Circular patches of 1-2 inches that can enlarge to 12 inches; leaves first appear water soaked, then reddish brown, and finally bleached; minute, gelatinous spore masses sometimes seen on dead leaves; white or pinkish fungal threads might be seen in early morning; more prevalent in Central and Northern California.
Circular to elongated brownish spots with brown centers and dark brown or purple borders on leaf blades, sheaths, and stems; crowns and roots frequently have a dark brown rot; crown-infected plants might die in hot, windy weather, leaving thinned areas throughout the turf; spores are windborne.
Pythium Blight (Grease Spot):
Small, circular spots (2-6 inches) that run together; blackened leaf blades rapidly wither, turn reddish brown, lie flat, stick together, and appear greasy; roots might be brown; in humid conditions, masses of fungal mycelium might appear.
First appears as small, irregular brown patches or rings that can enlarge to many feet in diameter; centers might recover resulting in rings of diseased grass; leaves and sheaths become water soaked, wilt, turn light brown, and die; in light infestations, roots usually not infected and plants often recover; soil-inhabiting fungus that forms fine, fungal threads in soil or on turf grass.
Rhizoctonia Large Patch:
First appears as small, irregular brown patches or rings that can enlarge to many feet in diameter; centers might recover resulting in rings of diseased grass; leaves and sheaths become water soaked, wilt, turn light brown, and die; plants pull out easily from soil with rotten stolons, in light infestations, roots usually not infected and plants often recover; soil-inhabiting fungus that forms fine, fungal threads in soil or on turf grass.
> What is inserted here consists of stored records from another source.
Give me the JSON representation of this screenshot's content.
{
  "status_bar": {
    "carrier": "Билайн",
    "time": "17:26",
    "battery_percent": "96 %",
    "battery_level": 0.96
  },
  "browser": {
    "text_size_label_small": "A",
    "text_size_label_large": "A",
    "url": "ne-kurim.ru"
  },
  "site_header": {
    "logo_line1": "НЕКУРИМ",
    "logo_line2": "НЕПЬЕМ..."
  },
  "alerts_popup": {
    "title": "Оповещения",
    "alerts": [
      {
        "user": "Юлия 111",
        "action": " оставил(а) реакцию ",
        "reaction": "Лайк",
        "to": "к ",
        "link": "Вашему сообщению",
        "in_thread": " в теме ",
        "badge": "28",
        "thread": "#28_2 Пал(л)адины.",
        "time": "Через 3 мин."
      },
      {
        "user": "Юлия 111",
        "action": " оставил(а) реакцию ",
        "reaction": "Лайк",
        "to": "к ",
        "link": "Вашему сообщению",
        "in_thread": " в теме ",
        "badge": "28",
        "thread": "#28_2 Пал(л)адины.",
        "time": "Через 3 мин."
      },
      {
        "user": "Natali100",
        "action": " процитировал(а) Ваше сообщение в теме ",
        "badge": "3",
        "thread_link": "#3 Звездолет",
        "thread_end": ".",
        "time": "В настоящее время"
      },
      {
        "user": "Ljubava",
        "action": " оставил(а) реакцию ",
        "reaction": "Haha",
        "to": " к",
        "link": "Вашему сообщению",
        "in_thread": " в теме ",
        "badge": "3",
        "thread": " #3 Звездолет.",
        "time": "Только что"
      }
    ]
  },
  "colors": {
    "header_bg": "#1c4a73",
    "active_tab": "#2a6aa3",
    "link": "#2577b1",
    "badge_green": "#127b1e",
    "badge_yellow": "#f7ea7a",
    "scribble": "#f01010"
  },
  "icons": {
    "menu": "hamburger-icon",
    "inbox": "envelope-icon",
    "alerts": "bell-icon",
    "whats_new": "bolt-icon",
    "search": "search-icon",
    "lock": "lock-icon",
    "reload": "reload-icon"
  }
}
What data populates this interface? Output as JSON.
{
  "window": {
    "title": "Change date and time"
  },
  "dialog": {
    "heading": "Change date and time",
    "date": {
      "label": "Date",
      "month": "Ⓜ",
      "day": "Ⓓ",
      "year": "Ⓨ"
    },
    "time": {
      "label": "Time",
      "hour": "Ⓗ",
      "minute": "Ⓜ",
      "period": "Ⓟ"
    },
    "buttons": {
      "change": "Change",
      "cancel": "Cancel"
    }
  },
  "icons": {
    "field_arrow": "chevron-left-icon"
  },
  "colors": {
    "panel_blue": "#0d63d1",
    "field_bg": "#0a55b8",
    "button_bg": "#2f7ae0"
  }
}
Circular, yellow or tan areas of dead and dying plants up to 1 foot in diameter; can have green, apparently healthy plants in center; roots, crowns, and stolons have dark brown fungal hyphae on them; vascular discoloration and cortical rot occur in later stages.
Spring Dead Spot:
Circular areas of dead grass 6-12 inches in diameter appear in spring when growth resumes; spots might coalesce to form large areas; typically affects turf grass more than 2 years old.